As for Founders: I highly recommend one of their products (I think it only costs $9) which is an interview about “How to pick a Co-Founder”.

And lastly, I recommend the book, “The Partnership Charter“.

 


An Agile GUI War

An Agile GUI War is a UI design game to rapidly develop team consensus.

For this exercise, it’s important that everyone — developers, managers and all stakeholders — should be considered “on the team”.

The game begins with each member taking 5 minutes and draws a quick sketch. Then, each member in turn explains their design to the whole group. Now everyone redraws their design — but they must add two features they liked that someone else presented.
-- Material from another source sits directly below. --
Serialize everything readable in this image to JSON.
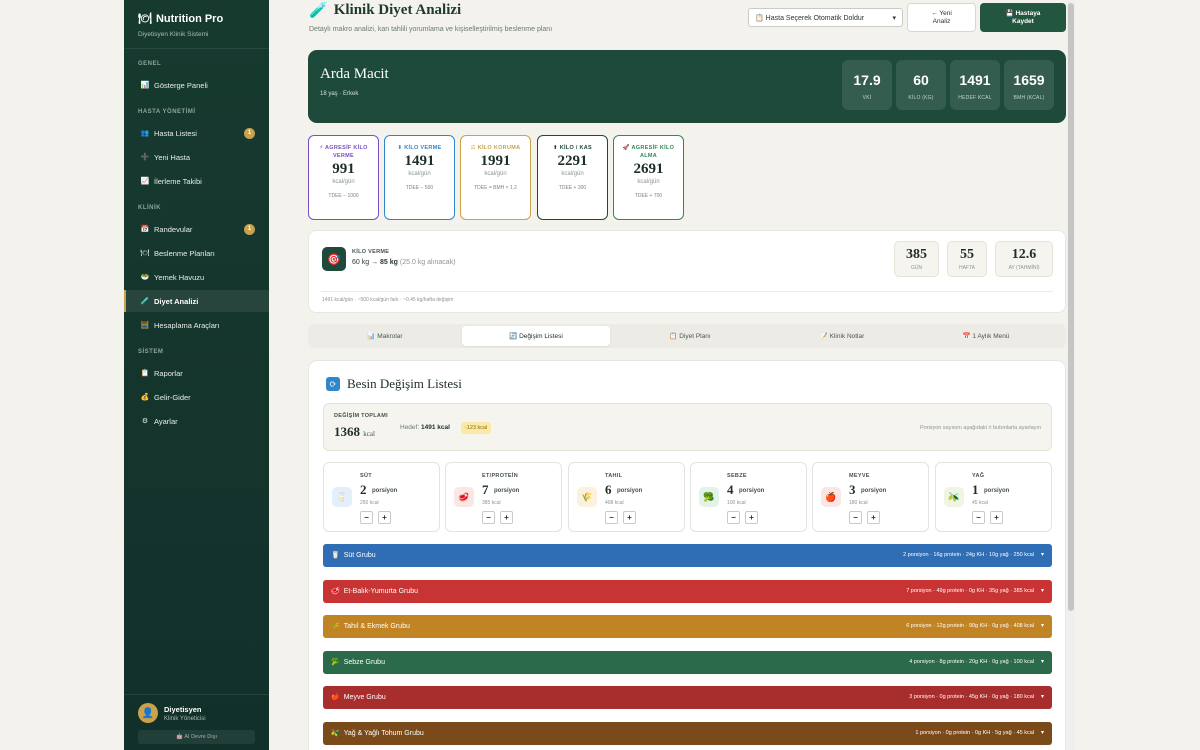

After a few iterations of this process, you should see significant consensus.In addition to consensus on a UI Design, you will often see ancillary benefits such as improved team chemistry or discover new requirements.

Besides, it’s fun!

 


Silicon Valley Code Camp

CodeCamp at FootHill College.
Chris Sims has asked me to present at a conference:

the Silicon Valley Code Camp!

So, why an Agile GUI War?

Have you ever been on a tean that had a real GUI War?  It’s usually not very pretty. Things can get ugly fast. Positions get fixed — and things become moral issues.

Agile GUI War is an iterative technique to avoid a GUI War by building consensus on a design among the team and stakeholders

Besides, it’s fun! Come and see for yourself!